Website and app data records ▸
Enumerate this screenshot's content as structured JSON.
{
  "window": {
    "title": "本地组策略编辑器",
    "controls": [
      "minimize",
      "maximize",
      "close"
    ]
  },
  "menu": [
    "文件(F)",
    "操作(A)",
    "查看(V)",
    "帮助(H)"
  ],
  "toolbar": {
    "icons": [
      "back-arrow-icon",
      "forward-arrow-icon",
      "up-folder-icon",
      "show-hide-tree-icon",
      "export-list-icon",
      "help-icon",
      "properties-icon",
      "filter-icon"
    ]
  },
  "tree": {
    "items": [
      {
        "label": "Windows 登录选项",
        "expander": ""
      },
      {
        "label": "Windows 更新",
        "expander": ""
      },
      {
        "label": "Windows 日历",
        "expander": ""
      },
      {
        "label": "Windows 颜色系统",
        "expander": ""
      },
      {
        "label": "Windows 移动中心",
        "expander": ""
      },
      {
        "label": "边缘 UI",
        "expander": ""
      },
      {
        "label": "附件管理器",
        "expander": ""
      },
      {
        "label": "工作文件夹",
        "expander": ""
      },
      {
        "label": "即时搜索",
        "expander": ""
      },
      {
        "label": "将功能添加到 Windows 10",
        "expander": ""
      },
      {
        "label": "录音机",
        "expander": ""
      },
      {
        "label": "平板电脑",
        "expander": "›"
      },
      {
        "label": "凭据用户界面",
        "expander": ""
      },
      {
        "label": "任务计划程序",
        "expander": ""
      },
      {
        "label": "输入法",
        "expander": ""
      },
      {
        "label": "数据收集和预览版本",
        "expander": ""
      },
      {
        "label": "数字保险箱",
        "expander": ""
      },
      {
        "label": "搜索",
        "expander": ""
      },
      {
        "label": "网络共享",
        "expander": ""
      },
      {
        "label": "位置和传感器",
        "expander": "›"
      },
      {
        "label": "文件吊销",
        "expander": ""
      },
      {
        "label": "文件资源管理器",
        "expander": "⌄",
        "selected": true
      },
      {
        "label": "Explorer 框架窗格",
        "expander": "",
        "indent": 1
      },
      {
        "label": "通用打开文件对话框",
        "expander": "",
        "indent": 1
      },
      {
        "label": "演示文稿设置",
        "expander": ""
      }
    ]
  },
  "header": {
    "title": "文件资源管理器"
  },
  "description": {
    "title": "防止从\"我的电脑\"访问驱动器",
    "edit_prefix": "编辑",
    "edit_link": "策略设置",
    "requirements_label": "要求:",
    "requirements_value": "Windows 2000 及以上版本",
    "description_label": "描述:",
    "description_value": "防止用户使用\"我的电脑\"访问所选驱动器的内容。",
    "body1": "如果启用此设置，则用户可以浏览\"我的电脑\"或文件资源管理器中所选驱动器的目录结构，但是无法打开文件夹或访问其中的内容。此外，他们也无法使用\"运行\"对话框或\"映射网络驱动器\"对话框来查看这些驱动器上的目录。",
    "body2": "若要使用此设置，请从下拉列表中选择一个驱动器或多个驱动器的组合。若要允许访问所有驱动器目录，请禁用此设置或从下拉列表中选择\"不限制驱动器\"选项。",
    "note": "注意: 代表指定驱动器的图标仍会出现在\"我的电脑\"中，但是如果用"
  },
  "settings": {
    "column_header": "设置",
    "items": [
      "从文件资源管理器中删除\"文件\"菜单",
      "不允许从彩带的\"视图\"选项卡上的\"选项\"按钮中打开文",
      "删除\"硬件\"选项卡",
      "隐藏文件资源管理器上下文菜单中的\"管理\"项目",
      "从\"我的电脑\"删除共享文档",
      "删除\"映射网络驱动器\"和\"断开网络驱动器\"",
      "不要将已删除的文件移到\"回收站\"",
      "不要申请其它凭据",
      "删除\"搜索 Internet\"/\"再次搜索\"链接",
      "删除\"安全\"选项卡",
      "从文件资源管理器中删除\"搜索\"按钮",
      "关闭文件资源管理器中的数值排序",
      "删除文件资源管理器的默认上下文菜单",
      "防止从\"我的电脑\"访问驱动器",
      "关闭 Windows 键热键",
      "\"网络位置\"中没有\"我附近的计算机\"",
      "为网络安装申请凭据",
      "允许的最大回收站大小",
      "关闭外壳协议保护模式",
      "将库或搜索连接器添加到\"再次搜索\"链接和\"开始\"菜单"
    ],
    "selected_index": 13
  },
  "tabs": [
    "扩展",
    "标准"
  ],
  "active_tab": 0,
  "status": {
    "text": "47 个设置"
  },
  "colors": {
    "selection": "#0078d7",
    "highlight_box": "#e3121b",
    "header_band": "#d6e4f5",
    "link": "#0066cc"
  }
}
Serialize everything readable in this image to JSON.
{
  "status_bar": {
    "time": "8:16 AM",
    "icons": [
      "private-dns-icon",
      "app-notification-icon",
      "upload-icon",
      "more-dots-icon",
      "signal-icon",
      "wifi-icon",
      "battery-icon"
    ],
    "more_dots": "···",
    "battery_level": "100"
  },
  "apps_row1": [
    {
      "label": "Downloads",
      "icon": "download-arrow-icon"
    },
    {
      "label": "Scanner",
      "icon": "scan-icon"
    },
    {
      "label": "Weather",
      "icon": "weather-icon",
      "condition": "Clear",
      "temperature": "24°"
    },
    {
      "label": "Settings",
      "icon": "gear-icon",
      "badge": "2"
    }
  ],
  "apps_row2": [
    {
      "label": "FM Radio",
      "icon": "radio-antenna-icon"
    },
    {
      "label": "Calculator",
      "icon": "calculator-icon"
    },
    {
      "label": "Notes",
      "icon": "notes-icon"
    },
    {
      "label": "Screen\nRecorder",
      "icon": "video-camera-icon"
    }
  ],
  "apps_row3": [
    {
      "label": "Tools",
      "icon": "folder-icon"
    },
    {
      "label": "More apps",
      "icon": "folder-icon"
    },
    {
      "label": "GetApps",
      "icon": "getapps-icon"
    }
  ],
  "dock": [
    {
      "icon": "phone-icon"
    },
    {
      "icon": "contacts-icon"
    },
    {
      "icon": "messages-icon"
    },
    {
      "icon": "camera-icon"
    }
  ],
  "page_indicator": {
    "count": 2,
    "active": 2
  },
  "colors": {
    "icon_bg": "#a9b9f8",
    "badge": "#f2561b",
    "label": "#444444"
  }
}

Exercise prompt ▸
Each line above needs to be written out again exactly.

Output of the task ▸
Enumerate this screenshot's content as structured JSON.
{
  "window": {
    "title": "本地组策略编辑器",
    "controls": [
      "minimize",
      "maximize",
      "close"
    ]
  },
  "menu": [
    "文件(F)",
    "操作(A)",
    "查看(V)",
    "帮助(H)"
  ],
  "toolbar": {
    "icons": [
      "back-arrow-icon",
      "forward-arrow-icon",
      "up-folder-icon",
      "show-hide-tree-icon",
      "export-list-icon",
      "help-icon",
      "properties-icon",
      "filter-icon"
    ]
  },
  "tree": {
    "items": [
      {
        "label": "Windows 登录选项",
        "expander": ""
      },
      {
        "label": "Windows 更新",
        "expander": ""
      },
      {
        "label": "Windows 日历",
        "expander": ""
      },
      {
        "label": "Windows 颜色系统",
        "expander": ""
      },
      {
        "label": "Windows 移动中心",
        "expander": ""
      },
      {
        "label": "边缘 UI",
        "expander": ""
      },
      {
        "label": "附件管理器",
        "expander": ""
      },
      {
        "label": "工作文件夹",
        "expander": ""
      },
      {
        "label": "即时搜索",
        "expander": ""
      },
      {
        "label": "将功能添加到 Windows 10",
        "expander": ""
      },
      {
        "label": "录音机",
        "expander": ""
      },
      {
        "label": "平板电脑",
        "expander": "›"
      },
      {
        "label": "凭据用户界面",
        "expander": ""
      },
      {
        "label": "任务计划程序",
        "expander": ""
      },
      {
        "label": "输入法",
        "expander": ""
      },
      {
        "label": "数据收集和预览版本",
        "expander": ""
      },
      {
        "label": "数字保险箱",
        "expander": ""
      },
      {
        "label": "搜索",
        "expander": ""
      },
      {
        "label": "网络共享",
        "expander": ""
      },
      {
        "label": "位置和传感器",
        "expander": "›"
      },
      {
        "label": "文件吊销",
        "expander": ""
      },
      {
        "label": "文件资源管理器",
        "expander": "⌄",
        "selected": true
      },
      {
        "label": "Explorer 框架窗格",
        "expander": "",
        "indent": 1
      },
      {
        "label": "通用打开文件对话框",
        "expander": "",
        "indent": 1
      },
      {
        "label": "演示文稿设置",
        "expander": ""
      }
    ]
  },
  "header": {
    "title": "文件资源管理器"
  },
  "description": {
    "title": "防止从\"我的电脑\"访问驱动器",
    "edit_prefix": "编辑",
    "edit_link": "策略设置",
    "requirements_label": "要求:",
    "requirements_value": "Windows 2000 及以上版本",
    "description_label": "描述:",
    "description_value": "防止用户使用\"我的电脑\"访问所选驱动器的内容。",
    "body1": "如果启用此设置，则用户可以浏览\"我的电脑\"或文件资源管理器中所选驱动器的目录结构，但是无法打开文件夹或访问其中的内容。此外，他们也无法使用\"运行\"对话框或\"映射网络驱动器\"对话框来查看这些驱动器上的目录。",
    "body2": "若要使用此设置，请从下拉列表中选择一个驱动器或多个驱动器的组合。若要允许访问所有驱动器目录，请禁用此设置或从下拉列表中选择\"不限制驱动器\"选项。",
    "note": "注意: 代表指定驱动器的图标仍会出现在\"我的电脑\"中，但是如果用"
  },
  "settings": {
    "column_header": "设置",
    "items": [
      "从文件资源管理器中删除\"文件\"菜单",
      "不允许从彩带的\"视图\"选项卡上的\"选项\"按钮中打开文",
      "删除\"硬件\"选项卡",
      "隐藏文件资源管理器上下文菜单中的\"管理\"项目",
      "从\"我的电脑\"删除共享文档",
      "删除\"映射网络驱动器\"和\"断开网络驱动器\"",
      "不要将已删除的文件移到\"回收站\"",
      "不要申请其它凭据",
      "删除\"搜索 Internet\"/\"再次搜索\"链接",
      "删除\"安全\"选项卡",
      "从文件资源管理器中删除\"搜索\"按钮",
      "关闭文件资源管理器中的数值排序",
      "删除文件资源管理器的默认上下文菜单",
      "防止从\"我的电脑\"访问驱动器",
      "关闭 Windows 键热键",
      "\"网络位置\"中没有\"我附近的计算机\"",
      "为网络安装申请凭据",
      "允许的最大回收站大小",
      "关闭外壳协议保护模式",
      "将库或搜索连接器添加到\"再次搜索\"链接和\"开始\"菜单"
    ],
    "selected_index": 13
  },
  "tabs": [
    "扩展",
    "标准"
  ],
  "active_tab": 0,
  "status": {
    "text": "47 个设置"
  },
  "colors": {
    "selection": "#0078d7",
    "highlight_box": "#e3121b",
    "header_band": "#d6e4f5",
    "link": "#0066cc"
  }
}
Serialize everything readable in this image to JSON.
{
  "status_bar": {
    "time": "8:16 AM",
    "icons": [
      "private-dns-icon",
      "app-notification-icon",
      "upload-icon",
      "more-dots-icon",
      "signal-icon",
      "wifi-icon",
      "battery-icon"
    ],
    "more_dots": "···",
    "battery_level": "100"
  },
  "apps_row1": [
    {
      "label": "Downloads",
      "icon": "download-arrow-icon"
    },
    {
      "label": "Scanner",
      "icon": "scan-icon"
    },
    {
      "label": "Weather",
      "icon": "weather-icon",
      "condition": "Clear",
      "temperature": "24°"
    },
    {
      "label": "Settings",
      "icon": "gear-icon",
      "badge": "2"
    }
  ],
  "apps_row2": [
    {
      "label": "FM Radio",
      "icon": "radio-antenna-icon"
    },
    {
      "label": "Calculator",
      "icon": "calculator-icon"
    },
    {
      "label": "Notes",
      "icon": "notes-icon"
    },
    {
      "label": "Screen\nRecorder",
      "icon": "video-camera-icon"
    }
  ],
  "apps_row3": [
    {
      "label": "Tools",
      "icon": "folder-icon"
    },
    {
      "label": "More apps",
      "icon": "folder-icon"
    },
    {
      "label": "GetApps",
      "icon": "getapps-icon"
    }
  ],
  "dock": [
    {
      "icon": "phone-icon"
    },
    {
      "icon": "contacts-icon"
    },
    {
      "icon": "messages-icon"
    },
    {
      "icon": "camera-icon"
    }
  ],
  "page_indicator": {
    "count": 2,
    "active": 2
  },
  "colors": {
    "icon_bg": "#a9b9f8",
    "badge": "#f2561b",
    "label": "#444444"
  }
}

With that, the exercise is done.